Thursday, May 2, 2013

Bank Pay Day Loans

The banking version of payday lending, called deposit advance, is no better than its storefront cousin. For starters, the advance loan can carry an interest rate of over 300 percent. There is no fixed due date for repayment. Instead, the bank repays itself from an electronic deposit into the borrower’s account. A new study from by the Consumer Financial Protection Bureau says these transactions are anything but harmless, one-time deals. Three-fourths of the loan fees are generated by consumers who borrow more than 10 times in a 12-month period.

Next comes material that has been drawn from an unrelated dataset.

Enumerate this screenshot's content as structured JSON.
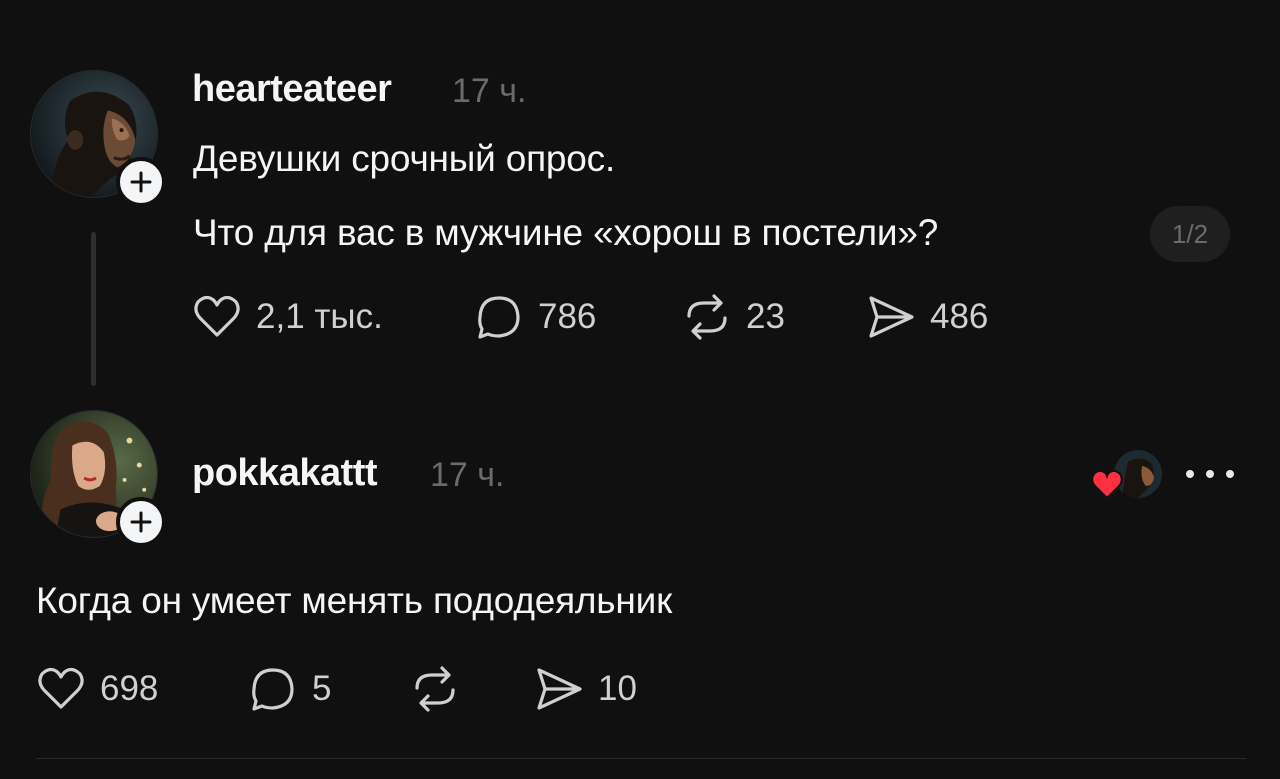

Overdraft fees deplete the borrowers’ meager resources, causing them to borrow again and again — and pushing them deeper into the debt trap.